- Numbness, tingling, or pain in your hands or feet (peripheral neuropathy). Peripheral neuropathy is common with HALAVEN and sometimes can be severe. Tell your health care provider if you have new or worsening symptoms of peripheral neuropathy
- Your health care provider may delay or decrease your dose or stop treatment with HALAVEN if you have side effects
Before you receive HALAVEN, tell your health care provider about all of your medical conditions, including if you
- have liver or kidney problems
- have heart problems, including a problem called congenital long QT syndrome
- have low potassium or low magnesium in your blood
- are pregnant or plan to become pregnant. HALAVEN can harm your unborn baby. Tell your health care provider right away if you become pregnant or think you are pregnant during treatment with HALAVEN. Females who are able to become pregnant should use an effective form of birth control during treatment with HALAVEN and for at least 2 weeks after the final dose of HALAVEN and males should use an effective form of birth control when having sex with female partners who are able to become pregnant during treatment with HALAVEN and for 3½ months (14 weeks) after the final dose of HALAVEN

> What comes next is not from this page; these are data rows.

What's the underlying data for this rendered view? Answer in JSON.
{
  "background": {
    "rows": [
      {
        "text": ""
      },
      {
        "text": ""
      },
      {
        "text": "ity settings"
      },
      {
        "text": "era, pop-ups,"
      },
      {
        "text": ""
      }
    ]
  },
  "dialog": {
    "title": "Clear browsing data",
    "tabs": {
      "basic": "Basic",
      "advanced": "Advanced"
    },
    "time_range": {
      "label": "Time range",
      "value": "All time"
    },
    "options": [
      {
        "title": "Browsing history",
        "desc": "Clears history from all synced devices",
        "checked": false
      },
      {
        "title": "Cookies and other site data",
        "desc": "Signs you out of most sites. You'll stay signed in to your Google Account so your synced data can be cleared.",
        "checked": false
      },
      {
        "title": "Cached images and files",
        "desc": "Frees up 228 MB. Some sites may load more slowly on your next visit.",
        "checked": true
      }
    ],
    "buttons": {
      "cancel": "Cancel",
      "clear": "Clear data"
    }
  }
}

- are breastfeeding or plan to breastfeed. It is not known if HALAVEN passes into your breast milk. Do not breastfeed during treatment with HALAVEN and for 2 weeks after the final dose of HALAVEN
Tell your health care provider about all the medicines you take, including prescription and over-the-counter medicines, vitamins, and herbal supplements.
What are the possible side effects of HALAVEN?
HALAVEN can cause changes in your heartbeat (called QT prolongation). This can cause irregular heartbeats. Your health care provider may do heart monitoring (electrocardiogram or ECG) or blood tests during your treatment with HALAVEN to check for heart problems.
The most common side effects of HALAVEN in adults with breast cancer include low white blood cell count (neutropenia), low red blood cell count (anemia), weakness or tiredness, hair loss (alopecia), nausea, and constipation.
Your health care provider will do blood tests before and during treatment while you are taking HALAVEN.
For more information about HALAVEN, please see full Prescribing Information.
 Metastatic Cancer. National Cancer Institute. https://www.cancer.gov/types/metastatic-cancer.
 Special Report: COVID-19’s Impact on Breast Cancer Care. Breastcancer.org. https://www.breastcancer.org/treatment/covid-19-and-breast-cancer-care.
 Hong, Hong. Wang, Qi. Li, Jing. Liu, Hans. Meng, Xin. Zhang, Haiyan. (2019) Aging, Cancer and Immunity. Journal of Cancer. 10(13): 3021–3027. https://www.ncbi.nlm.nih.gov/pmc/articles/PMC6590045/
 Cherny, Nathan. Paluch-Shimon, Shani. Berner-Wygoda, Yael. (2018) Palliative care: needs of advanced breast cancer patients. Breast Cancer (Dove Med Press). 10: 231–243. https://www.ncbi.nlm.nih.gov/pmc/articles/PMC6284851/
 What is Metastatic Breast Cancer? Metastatic Breast Cancer Network. Available on October 3rd, 2019 at http://mbcn.org/what-is-metastatic-breast-cancer/
 Irvin Jr, William. Muss, Hyman. Mayer, Deborah K. (2011) Symptom Management in Metastatic Breast Cancer. Oncologist. 16(9): 1203–1214. https://www.ncbi.nlm.nih.gov/pmc/articles/PMC3228166/
 A study design that reflected real-life, single-agent treatment choices. Halaven. https://www.halaven.com/hcp/metastatic-breast-cancer/trial-design.
 A meaningful survival benefit. Halaven. https://www.halaven.com/hcp/metastatic-breast-cancer/efficacy.